There are two conceivable situations in which you’ll need to replace an anode rod. In the first instance, you’ve followed our advice on checking in on an anode rod after the ensuing three years and are now investigating the preferable methods for embedding a new one (or however many your water heater requires). The other scenario is you’ve forgotten about the anode rod (or never knew of it) and now are looking into the expense of buying a new water heater.
The benefit of being attentive to the replacement of an anode rod is your warranty will cover the cost of a malfunction in the water heater if you’ve sustained an effective ‘sacrificial hygiene,’ so to speak. Although, generally, every three years is enough for a check, you shouldn’t hesitate if you’re anxious. If you see around six inches of wire are exposed, your sacrificial anode rod is in need of a replacement.
Consult an expert
The simple answer for this question is allowing an expert the responsibility of any replacement. In a jam, however, you may give it a whirl yourself. The first thing you should do is shut off the water flow into the water heater as well as whichever fuel source you’re using, namely electricity or gas. If you fail on this measure, you’ll burn out the pieces of the water heater responsible for the heating. Turn off the fuel.
Turn off the water
We’re getting nearer to removing the rod.
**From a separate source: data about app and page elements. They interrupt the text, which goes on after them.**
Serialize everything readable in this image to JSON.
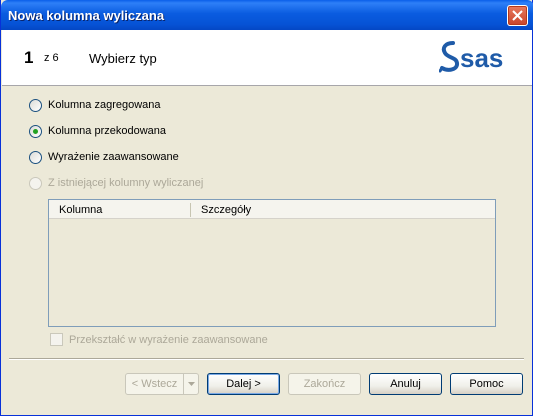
{
  "window": {
    "title": "Nowa kolumna wyliczana"
  },
  "header": {
    "step_number": "1",
    "step_of": "z 6",
    "step_title": "Wybierz typ",
    "logo_text": "sas"
  },
  "options": [
    {
      "label": "Kolumna zagregowana",
      "checked": false,
      "disabled": false
    },
    {
      "label": "Kolumna przekodowana",
      "checked": true,
      "disabled": false
    },
    {
      "label": "Wyrażenie zaawansowane",
      "checked": false,
      "disabled": false
    },
    {
      "label": "Z istniejącej kolumny wyliczanej",
      "checked": false,
      "disabled": true
    }
  ],
  "grid": {
    "columns": [
      "Kolumna",
      "Szczegóły"
    ]
  },
  "convert_checkbox": {
    "label": "Przekształć w wyrażenie zaawansowane",
    "checked": false,
    "disabled": true
  },
  "buttons": {
    "back": "< Wstecz",
    "next": "Dalej >",
    "finish": "Zakończ",
    "cancel": "Anuluj",
    "help": "Pomoc"
  },
  "colors": {
    "title_bar": "#0A5CE0",
    "radio_selected": "#21A121",
    "logo": "#1F5BA8",
    "dialog_bg": "#ECE9D8"
  }
}
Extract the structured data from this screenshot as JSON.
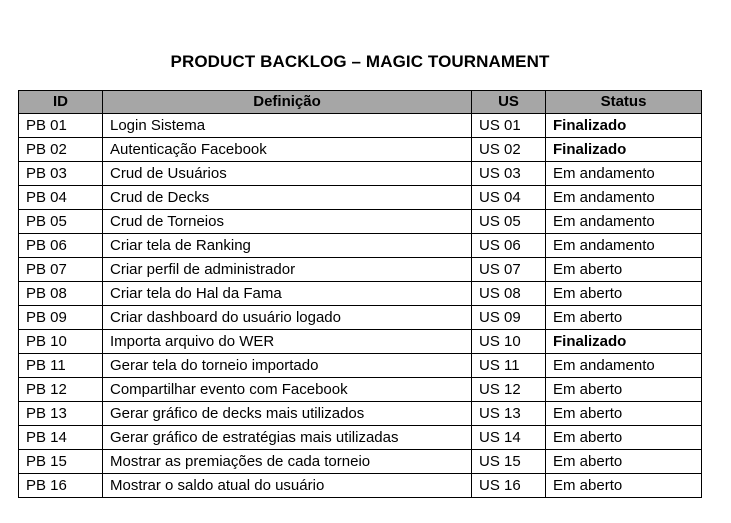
{
  "document": {
    "title": "PRODUCT BACKLOG – MAGIC TOURNAMENT"
  },
  "table": {
    "headers": {
      "id": "ID",
      "definition": "Definição",
      "us": "US",
      "status": "Status"
    },
    "rows": [
      {
        "id": "PB 01",
        "definition": "Login Sistema",
        "us": "US 01",
        "status": "Finalizado"
      },
      {
        "id": "PB 02",
        "definition": "Autenticação Facebook",
        "us": "US 02",
        "status": "Finalizado"
      },
      {
        "id": "PB 03",
        "definition": "Crud de Usuários",
        "us": "US 03",
        "status": "Em andamento"
      },
      {
        "id": "PB 04",
        "definition": "Crud de Decks",
        "us": "US 04",
        "status": "Em andamento"
      },
      {
        "id": "PB 05",
        "definition": "Crud de Torneios",
        "us": "US 05",
        "status": "Em andamento"
      },
      {
        "id": "PB 06",
        "definition": "Criar tela de Ranking",
        "us": "US 06",
        "status": "Em andamento"
      },
      {
        "id": "PB 07",
        "definition": "Criar perfil de administrador",
        "us": "US 07",
        "status": "Em aberto"
      },
      {
        "id": "PB 08",
        "definition": "Criar tela do Hal da Fama",
        "us": "US 08",
        "status": "Em aberto"
      },
      {
        "id": "PB 09",
        "definition": "Criar dashboard do usuário logado",
        "us": "US 09",
        "status": "Em aberto"
      },
      {
        "id": "PB 10",
        "definition": "Importa arquivo do WER",
        "us": "US 10",
        "status": "Finalizado"
      },
      {
        "id": "PB 11",
        "definition": "Gerar tela do torneio importado",
        "us": "US 11",
        "status": "Em andamento"
      },
      {
        "id": "PB 12",
        "definition": "Compartilhar evento com Facebook",
        "us": "US 12",
        "status": "Em aberto"
      },
      {
        "id": "PB 13",
        "definition": "Gerar gráfico de decks mais utilizados",
        "us": "US 13",
        "status": "Em aberto"
      },
      {
        "id": "PB 14",
        "definition": "Gerar gráfico de estratégias mais utilizadas",
        "us": "US 14",
        "status": "Em aberto"
      },
      {
        "id": "PB 15",
        "definition": "Mostrar as premiações de cada torneio",
        "us": "US 15",
        "status": "Em aberto"
      },
      {
        "id": "PB 16",
        "definition": "Mostrar o saldo atual do usuário",
        "us": "US 16",
        "status": "Em aberto"
      }
    ]
  },
  "styles": {
    "header_background": "#a6a6a6",
    "border_color": "#000000",
    "bold_status": "Finalizado"
  }
}
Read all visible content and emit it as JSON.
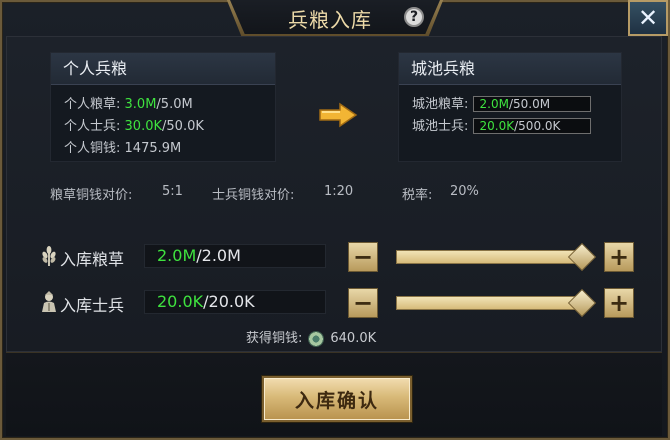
{
  "title": "兵粮入库",
  "personal": {
    "heading": "个人兵粮",
    "grain_label": "个人粮草:",
    "grain_current": "3.0M",
    "grain_max": "/5.0M",
    "troops_label": "个人士兵:",
    "troops_current": "30.0K",
    "troops_max": "/50.0K",
    "copper_label": "个人铜钱:",
    "copper_value": "1475.9M"
  },
  "city": {
    "heading": "城池兵粮",
    "grain_label": "城池粮草:",
    "grain_current": "2.0M",
    "grain_max": "/50.0M",
    "troops_label": "城池士兵:",
    "troops_current": "20.0K",
    "troops_max": "/500.0K"
  },
  "rates": {
    "grain_rate_label": "粮草铜钱对价:",
    "grain_rate_value": "5:1",
    "troop_rate_label": "士兵铜钱对价:",
    "troop_rate_value": "1:20",
    "tax_label": "税率:",
    "tax_value": "20%"
  },
  "deposit_grain": {
    "label": "入库粮草",
    "current": "2.0M",
    "max": "/2.0M",
    "icon": "wheat-icon",
    "slider_fraction": 1.0
  },
  "deposit_troops": {
    "label": "入库士兵",
    "current": "20.0K",
    "max": "/20.0K",
    "icon": "soldier-icon",
    "slider_fraction": 1.0
  },
  "gain": {
    "label": "获得铜钱:",
    "value": "640.0K"
  },
  "confirm_label": "入库确认",
  "help_symbol": "?",
  "close_symbol": "✕",
  "minus_symbol": "−",
  "plus_symbol": "+",
  "colors": {
    "accent_gold": "#d8b978",
    "highlight_green": "#3fe23f"
  }
}
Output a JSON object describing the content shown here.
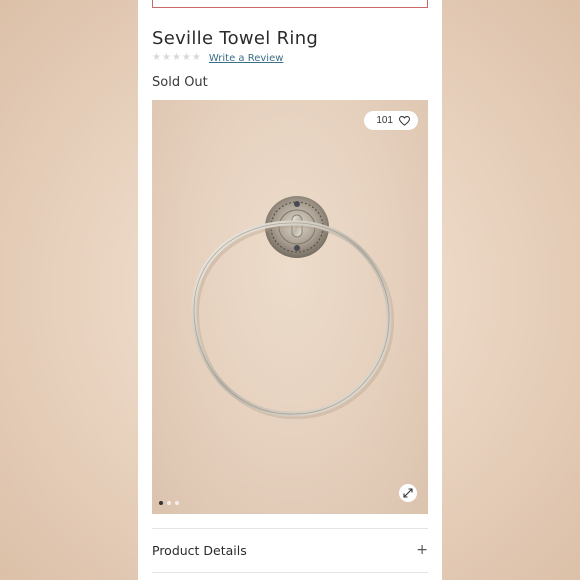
{
  "product": {
    "title": "Seville Towel Ring",
    "rating_stars": 5,
    "review_link": "Write a Review",
    "status": "Sold Out"
  },
  "gallery": {
    "favorites_count": "101",
    "slide_count": 3,
    "active_slide": 1,
    "favorite_icon": "heart-outline-icon",
    "zoom_icon": "expand-icon"
  },
  "accordion": {
    "details_label": "Product Details",
    "toggle_symbol": "+"
  },
  "colors": {
    "link": "#3c6e86",
    "top_border": "#c96a6a",
    "stars_empty": "#d9d9d9"
  }
}
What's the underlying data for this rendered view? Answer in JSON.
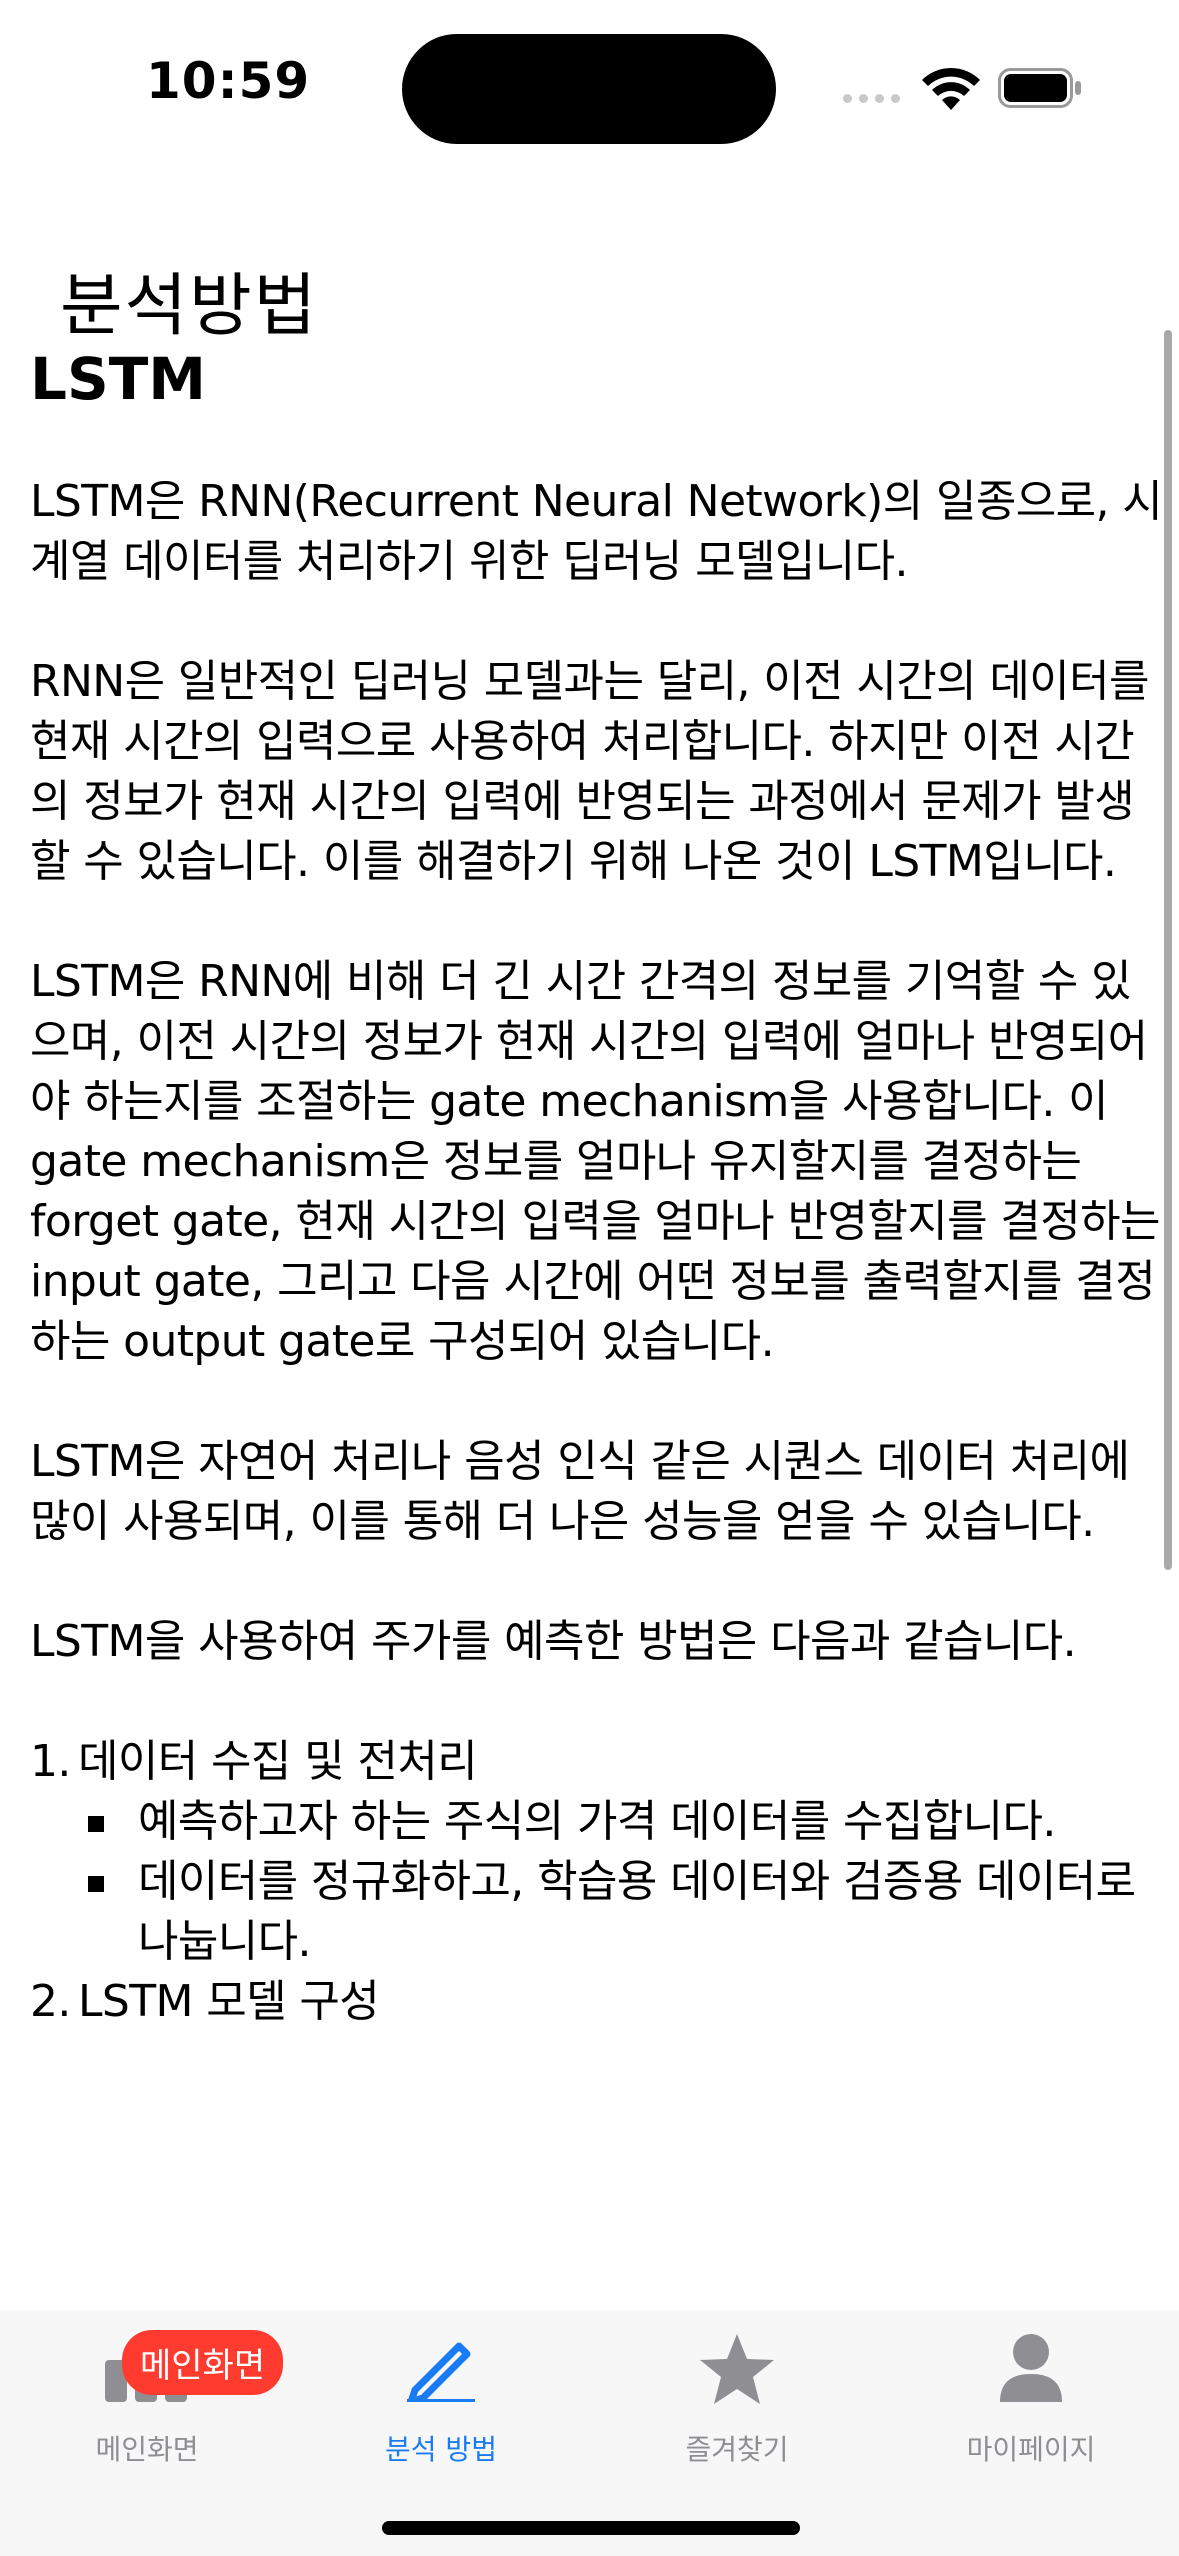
{
  "status": {
    "time": "10:59"
  },
  "page": {
    "title": "분석방법"
  },
  "article": {
    "heading": "LSTM",
    "paragraphs": [
      "LSTM은 RNN(Recurrent Neural Network)의 일종으로, 시계열 데이터를 처리하기 위한 딥러닝 모델입니다.",
      "RNN은 일반적인 딥러닝 모델과는 달리, 이전 시간의 데이터를 현재 시간의 입력으로 사용하여 처리합니다. 하지만 이전 시간의 정보가 현재 시간의 입력에 반영되는 과정에서 문제가 발생할 수 있습니다. 이를 해결하기 위해 나온 것이 LSTM입니다.",
      "LSTM은 RNN에 비해 더 긴 시간 간격의 정보를 기억할 수 있으며, 이전 시간의 정보가 현재 시간의 입력에 얼마나 반영되어야 하는지를 조절하는 gate mechanism을 사용합니다. 이 gate mechanism은 정보를 얼마나 유지할지를 결정하는 forget gate, 현재 시간의 입력을 얼마나 반영할지를 결정하는 input gate, 그리고 다음 시간에 어떤 정보를 출력할지를 결정하는 output gate로 구성되어 있습니다.",
      "LSTM은 자연어 처리나 음성 인식 같은 시퀀스 데이터 처리에 많이 사용되며, 이를 통해 더 나은 성능을 얻을 수 있습니다.",
      "LSTM을 사용하여 주가를 예측한 방법은 다음과 같습니다."
    ],
    "steps": [
      {
        "num": "1.",
        "title": "데이터 수집 및 전처리",
        "items": [
          "예측하고자 하는 주식의 가격 데이터를 수집합니다.",
          "데이터를 정규화하고, 학습용 데이터와 검증용 데이터로 나눕니다."
        ]
      },
      {
        "num": "2.",
        "title": "LSTM 모델 구성",
        "items": []
      }
    ]
  },
  "tabbar": {
    "badge": "메인화면",
    "tabs": [
      {
        "label": "메인화면",
        "icon": "chart-bars-icon"
      },
      {
        "label": "분석 방법",
        "icon": "pencil-icon"
      },
      {
        "label": "즐겨찾기",
        "icon": "star-icon"
      },
      {
        "label": "마이페이지",
        "icon": "person-icon"
      }
    ],
    "active_color": "#1a7cf5",
    "inactive_color": "#8e8e93",
    "badge_color": "#ff3b30"
  }
}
Once you’ve shut off the fuel and water, close the cold water shutoff valve and turn on a hot water sink in the vicinity in order to achieve pressure equalization in the tank. Using the drain valve, remove several gallons of water from any pipes above the upper limit of the tank in order to rid the space of additional heated water. You can facilitate the draining with a garden hose.
Remove the anode rod
Next is removing the anode rod itself. Be sure you’ve got enough space between the upper limit of the heater and the ceiling for removing the anode rod, which is, itself, around three feet long. If you’ve got enough space, unscrew the rod a little bit. You’ll need a ratchet wrench and a 1 1/16-inch socket. You may need a pipe for leverage. You should be able to remove the anode rod now––either directly upward or with a slight incline.
Make sure you actually need a replacement
Before you throw out the anode rod and replace it with a new one, check on the existing one so we know this entire process is justified. If you’re short of space, you might consider an articulated/collapsible anode rod, which will make the removal and replacement a lot easier in a squeeze. You should expect an amount of corrosion and rusting already, assuming the anode rod is doing its job. Wrap the threads of the replacement anode rod with Plumber’s Tape.
Rewrap and replace with a new anode rod
You shouldn’t need more than five or six rounds of wrapping. Using the new anode rod, replace the void left by the old one. Tighten the rod with your wrench and socket. Reopen the cold water valve with the faucet from before adjusted for hot water. Once water begins to emerge from the spout, you’ll know the tank is full again. Make sure you haven’t missed any leaks and turn the fuel on again.